The Clinton administration and the FHA’s housing industry supporters want to lift the cap to well over $200,000. How many low- or moderate-income families can afford a $200,000 house? Since there is no income test to qualify for an FHA subsidy, technically even Michael Jordan could get an FHA-insured loan.


In many ways, the FHA is nothing more than corporate welfare masquerading as a low-income support program.


In fact a shrinking share of FHA’s customers are low-income home buyers in depressed areas —the agency’s intended clientele. A Federal Reserve Board study found that only 18% of FHA loan applications in 1993 were for homes in low- or moderate-income census tracts.

The most objectionable part of raising the FHA limit is the added risk. For the FHA to expand its customer base to include more high-income home buyers, it would have to offer cut-rate down payment requirements; that would raise its losses and the odds of a taxpayer bailout.

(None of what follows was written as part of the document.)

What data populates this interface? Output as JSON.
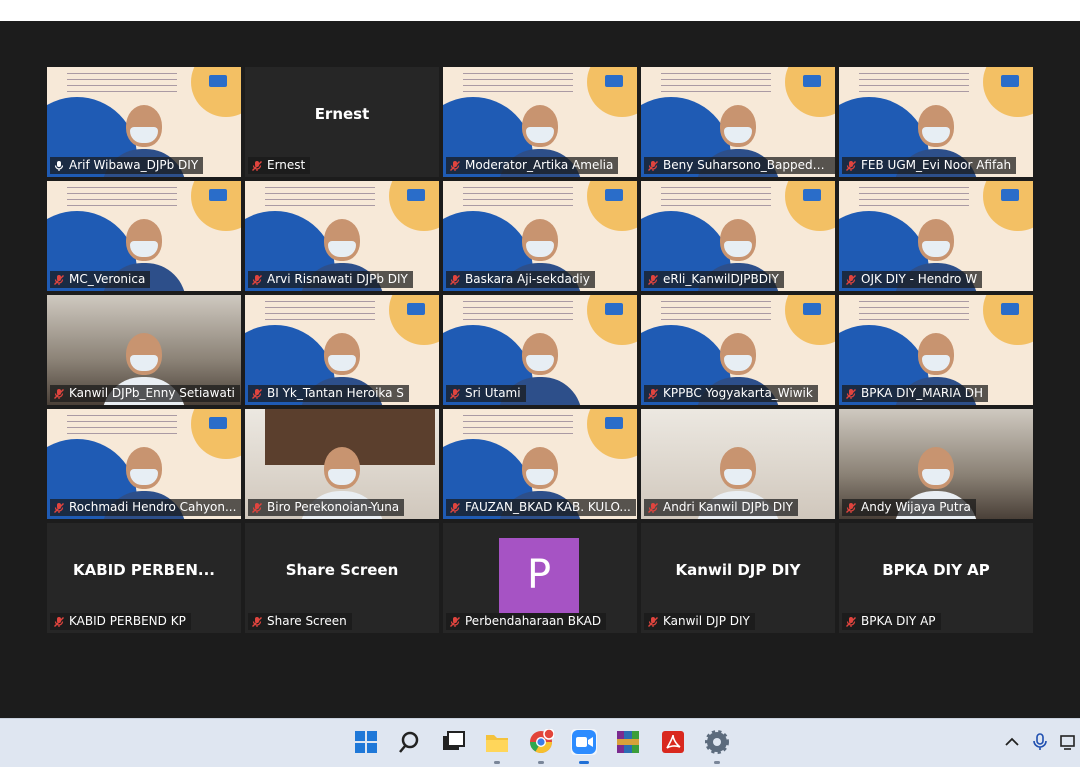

Almost every mortgage finance study shows that the lower the down payment, the greater the risk of default.

As it is, the FHA’s down-payment terms are far less stringent than private-sector standards. The median down payment for an FHA loan is 4% of the home price — about half the industry standard. And because buyers may finance the upfront mortgage insurance premium on many FHA insured-homes, the loan amount can actually exceed the home’s value.

This creates the perverse incentive for a financially troubled family to abandon the home rather than sell it.

Thanks to the strong economy, the FHA is in the black today. But in the mid-’80s it appeared healthy as well. Then, in 1988, the balloon burst. Because of shoddy underwriting standards and a minicrash in real estate, the FHA lost $1.4 billion. Now the potential taxpayer liability is more than twice what it was in ‘88.

Why are real estate agents and mortgage bankers pushing Congress to allow the FHA to serve wealthier home buyers? Because they make more money (about 22 basis points more per loan) on FHA-insured loans than conventional ones. And they make a bigger profit on a home costing $200.000 than on one costing $70,000.

In many ways, the FHA is nothing more than corporate welfare masquerading as a low-income support program.

Congress should be tightening FHA’s underwriting standards, not relaxing them. The down-payment requirements should be raised to meet private-sector standards. The mortgage limit should be lowered. And there should be an income test so that the FHA is truly bound to aid moderate-income home buyers. But ultimately, after 60 years of government ownership, this Depression-era program should be privatized.

Stephen Moore is director of fiscal policy studies at the Cato Institute.